Messages usually request a small payment for a parcel to be delivered, with a link to a copycat Royal Mail website, and victims are then called by scammers to try to trick them into sending large sums of money.

DHL, DPD and Hermes were the other most commonly impersonated companies in the consumer group’s survey. Some other scam texts impersonated UPS.

Fake texts can also spread harmful malware.

Spyware circulating through a message claiming to be from delivery service DHL could access sensitive information on devices after being downloaded, Which? said.

Which? said that although companies being impersonated do not have legal responsibility to deal with such scams, they could find better ways to communicate and help raise awareness.

It added that consumers would be better protected if it became standard practice for certain types of companies, such as banks, not to include links or payment requests in texts generally.

The telecoms sector should also continue to work to help protect consumers, Which? added.

Which? has a scam alert service to help consumers understand the latest tactics used by fraudsters.

The consumer champion has also launched a scam sharer tool. More than 5,000 scams have been shared with Which? since the tool was launched in March.

Adam French, Which? consumer rights expert, said: “Couriers and the telecoms industry must take further steps to protect consumers, by making it harder for fraudsters to exploit systemic weaknesses to reach potential victims, and by making people more aware of how to spot such scams.”

More than 2,000 people were surveyed across the UK in May.

Royal Mail told Which?: “We remind our customers that Royal Mail will only send email and SMS notifications in cases where the sender has requested this when using our trackable products that offer this service. In cases where customers need to pay a surcharge for an underpaid item, we would let them know by leaving a grey ‘fee to pay’ card. We would not request payment by email or text.

“The only time we would ask customers to make a payment by email or by text is in some instances where a customs fee is due. In such cases, we would also leave a grey card telling customers that there’s a fee to pay before we can release the item.”

DHL said: “We’re alerting our customers via social media and on our public websites that there are fraudulent SMS messages circulating.”

DPD said: “Our focus has been on providing parcel recipients with a safe alternative to text and email notification and raising awareness of safe links.”

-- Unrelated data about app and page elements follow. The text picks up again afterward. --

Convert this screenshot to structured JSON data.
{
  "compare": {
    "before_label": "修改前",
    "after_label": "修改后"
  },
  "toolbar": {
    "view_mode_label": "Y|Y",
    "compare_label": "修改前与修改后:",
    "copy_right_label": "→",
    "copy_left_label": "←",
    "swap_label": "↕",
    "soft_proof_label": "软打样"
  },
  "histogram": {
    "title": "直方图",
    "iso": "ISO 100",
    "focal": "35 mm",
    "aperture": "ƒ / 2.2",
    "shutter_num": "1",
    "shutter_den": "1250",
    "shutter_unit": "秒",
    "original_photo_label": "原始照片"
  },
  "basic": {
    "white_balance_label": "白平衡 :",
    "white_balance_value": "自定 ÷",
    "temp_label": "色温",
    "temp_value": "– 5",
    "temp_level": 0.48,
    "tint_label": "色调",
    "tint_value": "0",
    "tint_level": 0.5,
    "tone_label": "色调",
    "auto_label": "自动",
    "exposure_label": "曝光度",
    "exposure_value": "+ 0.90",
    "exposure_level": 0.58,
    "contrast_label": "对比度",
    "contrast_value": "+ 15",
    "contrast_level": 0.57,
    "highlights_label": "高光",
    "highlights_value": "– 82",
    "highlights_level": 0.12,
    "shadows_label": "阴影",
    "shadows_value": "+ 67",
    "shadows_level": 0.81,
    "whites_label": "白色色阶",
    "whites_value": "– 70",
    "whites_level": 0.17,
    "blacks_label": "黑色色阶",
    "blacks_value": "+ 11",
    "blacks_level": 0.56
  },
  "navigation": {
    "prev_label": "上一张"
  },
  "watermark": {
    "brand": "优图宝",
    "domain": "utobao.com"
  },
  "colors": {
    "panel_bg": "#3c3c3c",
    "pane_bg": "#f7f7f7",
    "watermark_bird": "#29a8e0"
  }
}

Hermes said: “Hermes would never ask for payment for redelivery and we advise customers to remain vigilant.”

UPS said: “While we are not liable for the actions of third parties, we work to prevent and detect fraud where possible.”

Mobile UK said: “As an industry, we have been taking action to fight the ever-changing scourge of spam texts and calls for many years and educating customers on how to identify and report suspicious activity.”

Here are some scam text tips from Which?: 

– Report the scam text by forwarding it to the network provider on 7726.

– If you have fallen victim, contact your bank to ensure the scammer cannot take any more money from your account and ask to be reimbursed. Many banks have promised to reimburse blameless victims by signing up to a voluntary code protecting bank transfer scams. However, banks may challenge customers if they think the customer did not take precautions.

– If you are unable to get your money back from the bank and feel this is unfair, you could complain to the Financial Ombudsman Service.